Environment: How does my environment influence my behavior?

People may make decisions based on their environment or community. For example, a person may choose not to walk to the store or work because of a lack of sidewalks. Communities, homes, and workplaces each shape health decisions. With fewer options for physical activity and healthy eating, it becomes more difficult for people to make good choices. These are all choices, sometimes very small choices that add up over time to make a big difference in our health.

Other Factors Diseases and Drugs

Some illnesses may lead to obesity or weight gain. These may include Cushing's disease or polycystic ovary syndrome. Drugs such as steroids and some antidepressants may also cause weight gain.

A doctor is the best source to tell you whether illnesses, medications, or psychological factors are contributing to weight gain or making weight loss hard.

In Review:

Body weight is the result of our behavior combined with our genes (predisposition to gain weight) and our environment (opportunities for physical activity and healthy eating). These are the greatest areas for prevention and treatment actions prior to under going weight loss surgery.

With a better understanding of our self (BMI, risk factors, waist circumference) and the potential reasons for our obesity, we can focus on our path to success (which may include weight loss surgery treatment such as the adjustable lap band or stomach stapling). And like the many factors that contribute to obesity, we will have to change many factors while on our path and knowing our self is the first step towards taking your life back from obesity.

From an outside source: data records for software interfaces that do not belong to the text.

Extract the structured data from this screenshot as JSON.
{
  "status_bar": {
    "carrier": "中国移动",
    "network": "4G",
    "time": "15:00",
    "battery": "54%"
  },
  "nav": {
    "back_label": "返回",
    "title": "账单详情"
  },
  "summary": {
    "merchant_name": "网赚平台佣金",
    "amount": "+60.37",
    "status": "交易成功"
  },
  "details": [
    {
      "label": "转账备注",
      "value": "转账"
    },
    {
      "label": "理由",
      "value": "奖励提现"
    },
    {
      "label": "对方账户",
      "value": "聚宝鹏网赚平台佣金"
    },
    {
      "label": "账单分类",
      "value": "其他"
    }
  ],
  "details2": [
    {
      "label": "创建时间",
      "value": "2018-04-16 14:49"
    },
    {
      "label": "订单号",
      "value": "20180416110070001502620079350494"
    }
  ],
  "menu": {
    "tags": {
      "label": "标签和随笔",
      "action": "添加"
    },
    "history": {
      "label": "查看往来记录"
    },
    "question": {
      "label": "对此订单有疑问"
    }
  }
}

Disclaimer:
All content is for informational purposes only. Content is not intended to be a substitute for professional medical advice, diagnosis, or treatment. The information provided on this site is designed to support, not replace, the relationship that exists between a patient and his or her existing physician. The information (including but not limited to information contained on message boards, in programs, or in chats) may not apply to you and before you use any of the information provided in the site, you should contact a qualified medical, dietary, fitness or other appropriate professional. If you use information provided in this site, you do so at your own risk and you specifically waive any right to make any claim against BCC Internet, its officers, directors, employees, or representatives as the result of the use of such information.

                               
  Home     Obesity Info.     Video     Contact Us     MD Directory  
 

All Rights Reserved.
Advertising | Send Feedback | Terms of Use | Copyright Info | Privacy Policy